Upton Sinclair once wrote wisely: “It is difficult to get a man to understand something, when his salary depends on his not understanding it.”

This study is not quite that kind of situation. But it’s a cousin to that kind of situation.

Saturday, June 3, 2017

Open Comment Forum, Dive In!

I started scrolling through recent months, and realized we haven’t done one of these in a while. They’re extremely popular, and probably more useful than the regular posts. :)

So I invite everyone to take over the comment section and say what’s on your mind (about your knees, or matters related to your knees).

A suggestion, in case anyone’s looking for a theme: What are you struggling with most right now? What’s the one big single thing? Tell us, and perhaps the wise commentariat (that is, the very knowledgeable people who frequent this blog) can help you find a solution!

Cheers, and hope everyone is having a good spring (or fall, if you’re in Australia).

Saturday, May 20, 2017

Those Noisy Knees: Crepitus Revisited

The medical community may be realizing that crepitus is significant after all.
A study of 3,500 subjects, led by a group of researchers from the Baylor College of Medicine in Houston, found that those with crepitus were more likely to develop knee pain.
The findings don’t surprise me at all. Back in December 2011 I wrote about crepitus (the medical term for creaky knees). The first paragraph of this excerpt from the post, below, references an arthritis website that describes the condition:
The site also declares, incorrectly I think, "If it occurs without any pain, it is unlikely to be caused by arthritis or any medical condition, and is usually meaningless." A popular "save your knees" book on the market also asserts that that noise from your knees, unaccompanied by pain, isn't significant.

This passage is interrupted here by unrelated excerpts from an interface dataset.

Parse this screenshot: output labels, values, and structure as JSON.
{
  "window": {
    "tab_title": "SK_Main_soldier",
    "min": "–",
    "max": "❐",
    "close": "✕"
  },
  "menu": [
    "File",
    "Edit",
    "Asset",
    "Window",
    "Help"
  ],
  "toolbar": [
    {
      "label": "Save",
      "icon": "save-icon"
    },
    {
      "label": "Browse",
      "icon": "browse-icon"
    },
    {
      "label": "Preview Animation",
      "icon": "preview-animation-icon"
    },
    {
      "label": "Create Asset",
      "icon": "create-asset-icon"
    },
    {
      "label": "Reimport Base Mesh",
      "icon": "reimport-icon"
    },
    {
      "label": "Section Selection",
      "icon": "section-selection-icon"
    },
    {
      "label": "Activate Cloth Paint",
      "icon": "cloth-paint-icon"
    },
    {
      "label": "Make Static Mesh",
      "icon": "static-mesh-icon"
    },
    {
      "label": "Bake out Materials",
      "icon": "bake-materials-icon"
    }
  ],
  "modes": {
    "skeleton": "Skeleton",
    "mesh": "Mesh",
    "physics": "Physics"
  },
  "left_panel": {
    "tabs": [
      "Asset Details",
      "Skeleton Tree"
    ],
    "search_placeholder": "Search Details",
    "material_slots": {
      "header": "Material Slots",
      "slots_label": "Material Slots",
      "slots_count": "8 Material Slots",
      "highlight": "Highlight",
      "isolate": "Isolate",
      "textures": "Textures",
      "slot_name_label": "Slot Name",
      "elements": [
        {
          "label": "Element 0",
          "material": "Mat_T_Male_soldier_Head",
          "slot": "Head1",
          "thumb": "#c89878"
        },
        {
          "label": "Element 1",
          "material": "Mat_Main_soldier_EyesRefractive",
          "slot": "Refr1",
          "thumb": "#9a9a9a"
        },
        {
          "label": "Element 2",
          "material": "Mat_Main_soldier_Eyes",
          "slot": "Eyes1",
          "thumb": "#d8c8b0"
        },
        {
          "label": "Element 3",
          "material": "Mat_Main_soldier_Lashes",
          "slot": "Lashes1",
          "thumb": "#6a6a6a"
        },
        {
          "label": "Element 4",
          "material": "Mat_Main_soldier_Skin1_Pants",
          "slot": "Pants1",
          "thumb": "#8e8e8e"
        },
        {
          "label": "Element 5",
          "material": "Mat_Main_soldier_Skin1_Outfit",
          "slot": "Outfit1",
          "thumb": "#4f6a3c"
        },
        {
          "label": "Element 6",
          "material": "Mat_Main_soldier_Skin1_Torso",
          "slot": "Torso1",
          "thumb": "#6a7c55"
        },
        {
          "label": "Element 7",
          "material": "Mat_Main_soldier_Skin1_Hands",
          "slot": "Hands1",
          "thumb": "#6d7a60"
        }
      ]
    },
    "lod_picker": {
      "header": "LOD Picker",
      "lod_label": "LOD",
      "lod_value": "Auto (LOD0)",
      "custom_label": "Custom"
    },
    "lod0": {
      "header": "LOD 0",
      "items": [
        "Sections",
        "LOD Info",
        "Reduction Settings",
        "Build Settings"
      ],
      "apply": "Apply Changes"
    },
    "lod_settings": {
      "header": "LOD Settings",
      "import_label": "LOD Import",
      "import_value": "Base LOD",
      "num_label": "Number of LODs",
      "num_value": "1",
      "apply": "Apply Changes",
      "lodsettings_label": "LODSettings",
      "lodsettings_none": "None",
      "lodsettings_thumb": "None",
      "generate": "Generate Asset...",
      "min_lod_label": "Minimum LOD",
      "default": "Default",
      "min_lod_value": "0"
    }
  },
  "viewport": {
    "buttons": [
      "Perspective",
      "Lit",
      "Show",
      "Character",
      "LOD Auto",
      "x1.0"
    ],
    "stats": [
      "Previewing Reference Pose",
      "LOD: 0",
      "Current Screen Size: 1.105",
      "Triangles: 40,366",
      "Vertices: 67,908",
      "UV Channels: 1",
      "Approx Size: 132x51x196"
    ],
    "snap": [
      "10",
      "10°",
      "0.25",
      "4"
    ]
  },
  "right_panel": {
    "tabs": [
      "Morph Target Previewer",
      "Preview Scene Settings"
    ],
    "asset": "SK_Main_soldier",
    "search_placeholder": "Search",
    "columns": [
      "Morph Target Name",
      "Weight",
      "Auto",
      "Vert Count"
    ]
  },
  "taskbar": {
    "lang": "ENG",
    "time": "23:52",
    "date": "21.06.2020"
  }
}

I think that's wrong thinking, and dangerous. 
What if you were a ship's captain and spotted a strong beam of light through the fog? If you continued on your way without incident, you might conclude that the light was meaningless. However, if you strayed too close to the light's source -- and wrecked your ship on the rocky shores that this lighthouse was trying to warn you of -- I think you'd argue the opposite: that the light was quite meaningful indeed.
My thinking about crepitus remains pretty much the same, more than five years later.

First, when you’ve got bad knees, don’t obsess about it. For a while, I kind of did (along with eighteen other variables related to my knees as I tried to figure out how to heal them). But it’s very tricky mapping the amount of crepitus you hear in your bad knees to how well they’re healing, or not healing.

In short: Once you’ve got bad knees, monitoring crepitus probably isn’t all that worthwhile.

But as an early-warning harbinger of trouble ahead, I believe the presence of crepitus is very useful. It doesn’t mean you’ll develop knee pain. For instance, when I was thinking of doing the grueling Mount Washington “Hill Climb” on my bike, I remember a forum full of riders who had done the race, and one guy who said his knees were very crunchy, but he was asymptomatic.

However: anytime the crepitus gets worse and worse, I think you are at much greater risk of eventual knee pain. I often wonder about that rider. It’s been about a decade since I read those comments he left. Is he still asymptomatic, or is he now among the legions of people with knee pain?